– a kind of new cultural frontier, mostly unmapped, uncharted — and offer a sample of what might be enjoyed for anyone prepared to open their eyes - and minds. In essence Wild Art is one of many different artworlds, constituted of artists who have developed considerable skills, each in their respective media - whether it be the street, a plate of food, a pile of sand, or a block of ice.
The two authors Joachim Pissarro and David Carrier are both well-respected art historians and writers who’ve been working within the art establishment for a number of years. But together they’d come up with the idea that there was more to be explored outside the formal art establishment. Both of them teach and in their conversations with students they'd often come up against the question: why is some art deemed to be worthy of being exhibited in a gallery and given serious consideration while some is not? They wanted to explore this idea a bit further so they decided to look at 10 different areas of art outside the established art world.
Street artist Banksy is obviously incredibly well known and is now thought of as being 'within' the art establishment, people collect his work and it’s shown in galleries – even if that’s not how he intended it to be. And yet we present in the street art chapter of the book this multitude of other artists who have been doing a similar thing to Banksy, and have been doing it longer and some might say better, but who’ve never made it. This chapter really questions why that might be - why is one person an artistic success while another isn’t?

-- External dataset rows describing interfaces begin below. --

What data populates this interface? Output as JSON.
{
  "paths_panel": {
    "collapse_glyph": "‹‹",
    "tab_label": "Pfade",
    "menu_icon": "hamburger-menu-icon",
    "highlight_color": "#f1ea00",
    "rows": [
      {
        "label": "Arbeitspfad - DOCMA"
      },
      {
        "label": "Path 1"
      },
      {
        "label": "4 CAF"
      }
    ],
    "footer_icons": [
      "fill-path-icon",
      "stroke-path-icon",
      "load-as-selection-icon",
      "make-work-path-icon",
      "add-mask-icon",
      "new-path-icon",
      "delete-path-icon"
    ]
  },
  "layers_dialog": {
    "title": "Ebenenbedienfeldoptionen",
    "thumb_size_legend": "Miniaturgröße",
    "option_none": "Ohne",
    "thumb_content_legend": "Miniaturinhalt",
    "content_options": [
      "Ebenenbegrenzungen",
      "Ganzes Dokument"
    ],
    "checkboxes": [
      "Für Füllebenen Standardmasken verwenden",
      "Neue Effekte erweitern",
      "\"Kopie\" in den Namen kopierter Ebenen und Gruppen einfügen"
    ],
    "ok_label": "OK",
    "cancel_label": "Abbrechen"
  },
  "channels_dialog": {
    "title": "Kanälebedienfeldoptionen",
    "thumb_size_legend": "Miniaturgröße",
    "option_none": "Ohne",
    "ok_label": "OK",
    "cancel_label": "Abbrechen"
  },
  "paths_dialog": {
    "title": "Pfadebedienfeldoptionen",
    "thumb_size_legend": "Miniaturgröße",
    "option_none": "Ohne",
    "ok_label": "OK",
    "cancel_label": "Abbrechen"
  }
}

I had never really thought about why art is art and why some art 'makes it' and some art doesn’t. It’s really changed the way that I view people’s artistic expression. Street art in particular has been a real awakening for me and that’s come about from working on this book. I’d never really taken it onboard before. I live in London, I’d seen it, but I’d never really paid attention to it. And now I walk past and I look at it and I can see the influences in it and I see that it’s someone’s artistic expression, so that’s really changed for me.